Yesterday, with some trepidation, I began the climb from sea-level at Arica – the last Chilean city south of the Peruvian border – to the Andean village of Putre (pictured above), the gateway to Parque Nacional Lauca (pictured below). This would be my first visit to Putre since in three years, and the altitude of 3,500 meters (11,482 feet) above sea level would be a test for both my bronchitis-ravaged lungs and for my aging Nissan Terrano, which suffered a blown head gasket last year.
The Nissan, despite the nearly 250,000 km (150,000 miles) on the engine, passed with flying colors. In the 125 km from Arica, the temperature needle never reached halfway and, while it uses more fuel at these altitudes, it arrived with nary a glitch. I wish I could say the same of myself but, while most of my bronchitis symptoms have gone away, I have a relict cough, and I know my lungs aren’t yet at full capacity in the thin atmosphere of the high Andes.
Most visitors spend a night in Putre, where the climate is mild enough to grow basic crops like potatoes and alfalfa, before continuing to the park, where altitudes are nearly 1,000 meters higher. I’m spending two, partly because I was concerned enough about my health to bypass the higher altitudes this time, and partly because the international highway to Bolivia, which passes through the park, is undergoing repairs and experiencing major traffic delays.
In fact, on arrival in Putre, I felt a notable dizziness as soon as I parked the car and walked around the village in search of lunch. Fortunately, I quickly found the Kuchu Marka pub, where I barely nibbled on a mediocre midday meal but, more notably, drank two large cups of mate de coca, an infusion made the notorious coca leaf (pictured below). In principle, the coca leaf is illegal in Chile but, in reality, it’s tolerated in small quantities, especially in small communities like Putre, most of whose inhabitants are indigenous Aymara people. It’s a well-known remedy against symptoms of altitude sickness.

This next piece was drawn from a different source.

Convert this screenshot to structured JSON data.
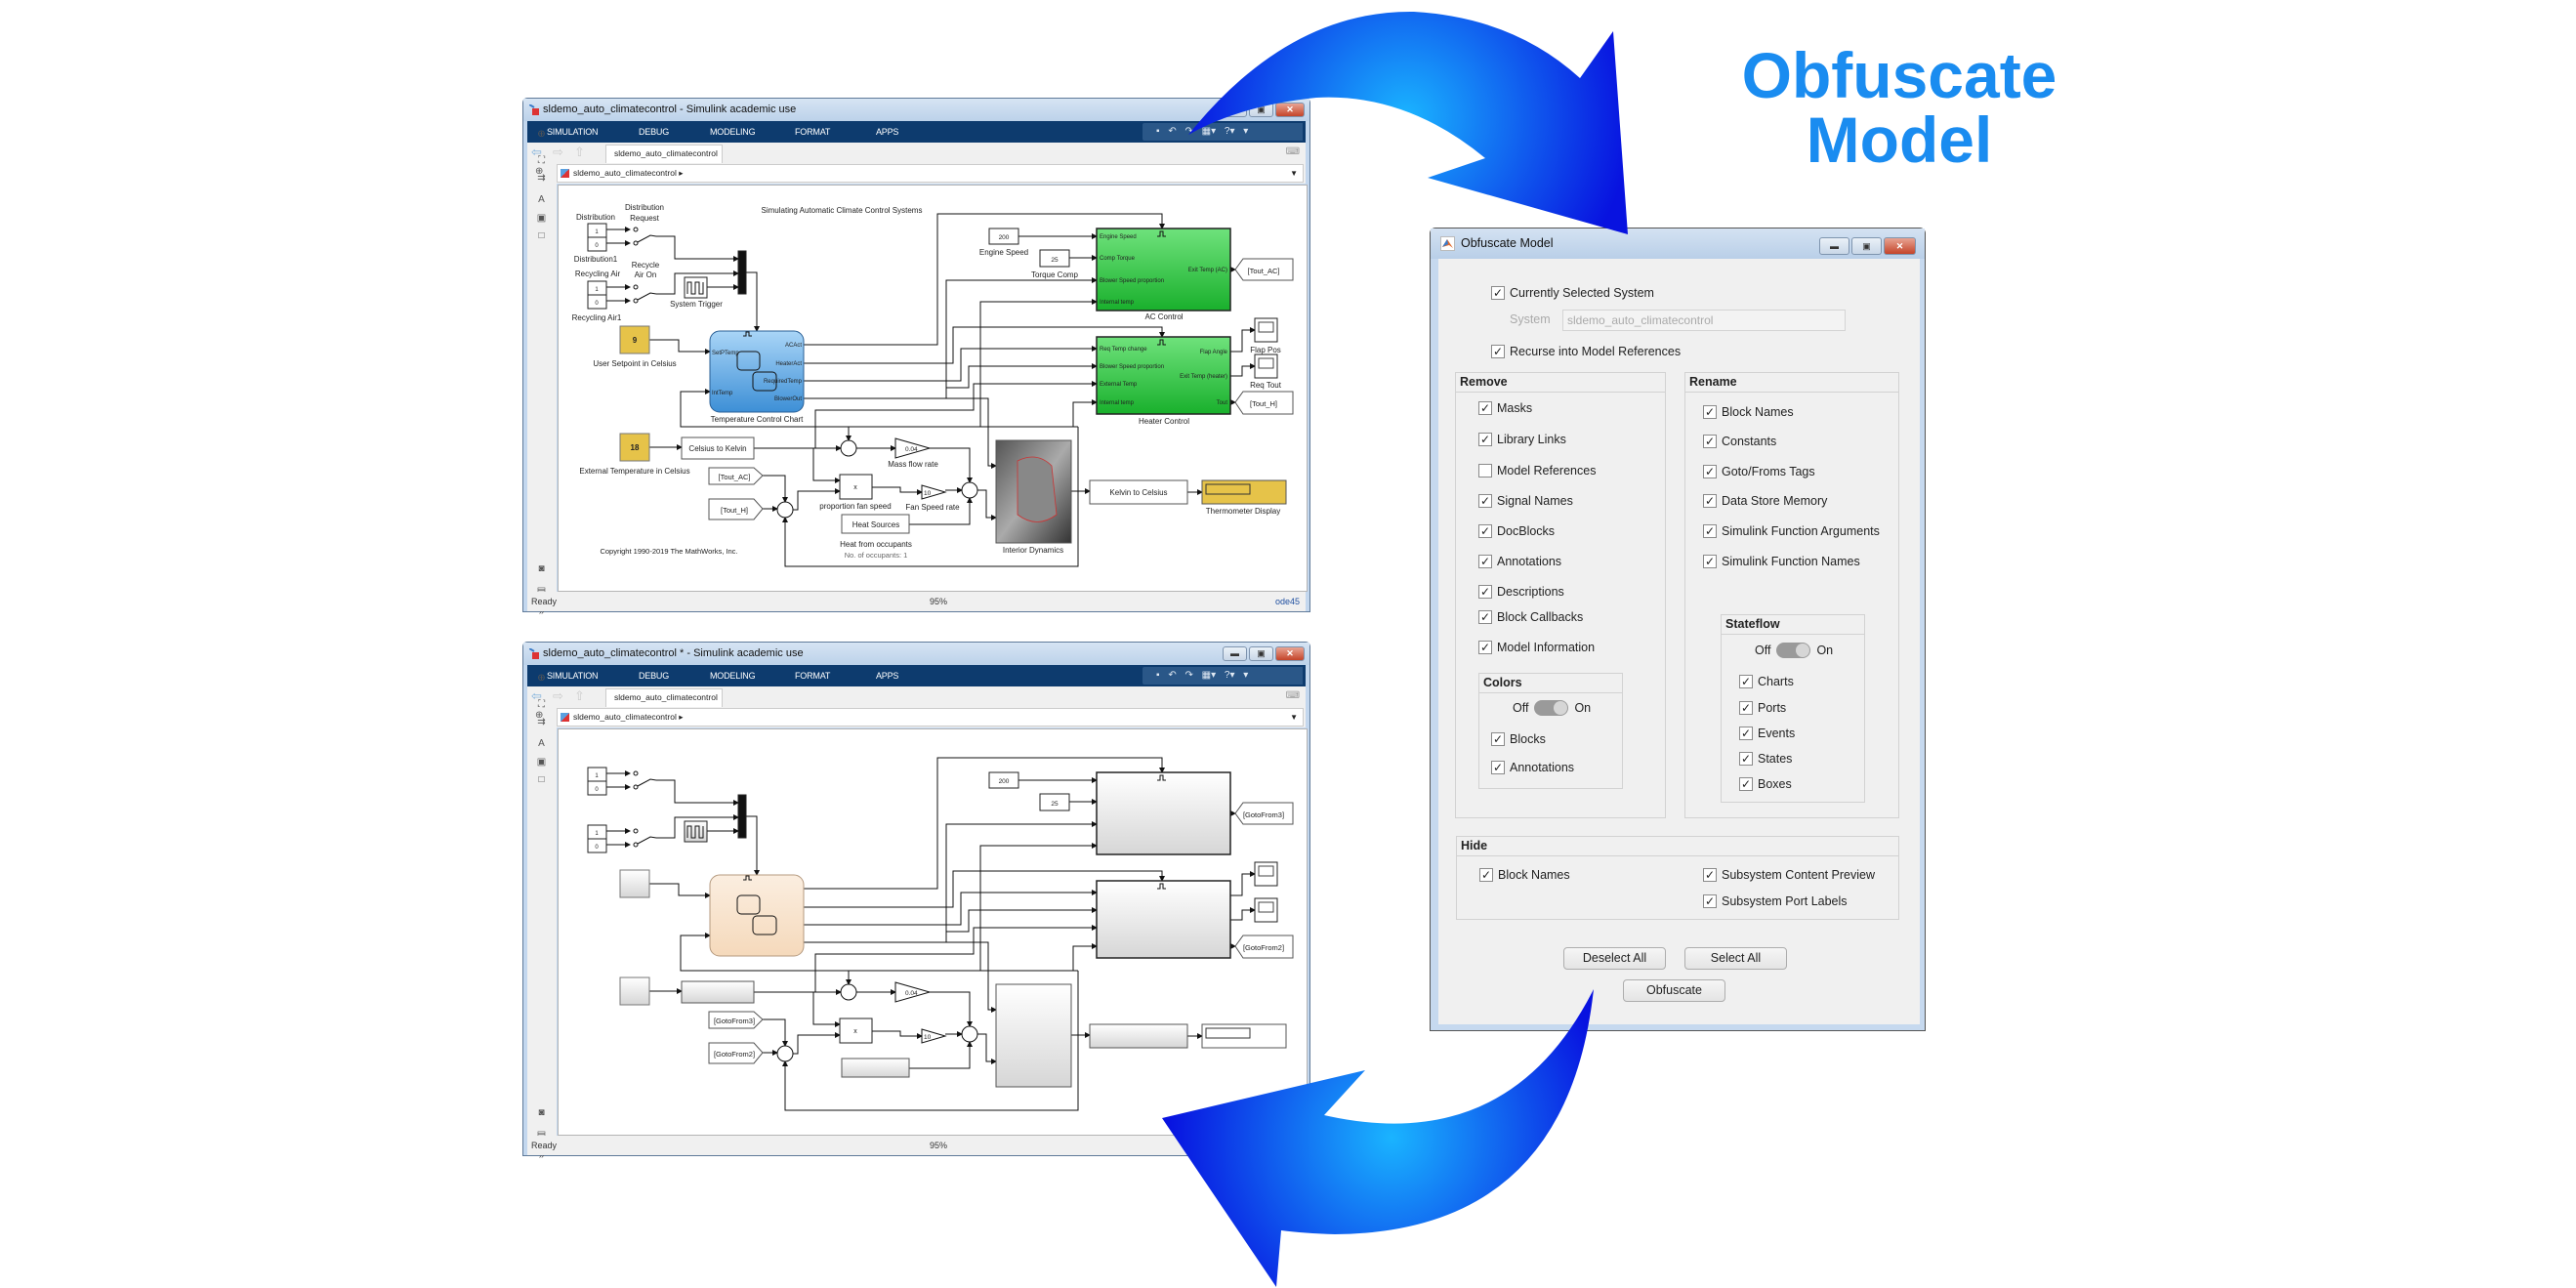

When I first visited Putre, in 1979, the only accommodations were a simple refugio operated by Conaf, the agency in charge of Chile’s national parks. Today, if not quite unrecognizable, it’s dramatically changed, what with stylish accommodations like the Italian-run Terrace Lodge and the Aymara-operated Chakana Mountain Lodge (pictured below, owned by the founders of Talca’s Casa Chueca). Kuchu Marca, which set the pace for Andean cuisine a few years ago, has declined, but Cantaverdi has taken up the slack, as the best place in town to get a well-grilled llama steak.
Several Putre-based agencies run day trips and longer excursions to the park, with its snow-topped volcanoes, spectacular bird life in its deep blue lakes and lush marshes, and herds of wild vicuñas. The village also has modern services, including cell phones and easy Internet connections, and even a new ATM at its BancoEstado. Compared with three decades ago, it’s enough to take your breath away – in which case you may need another infusion of mate de coca.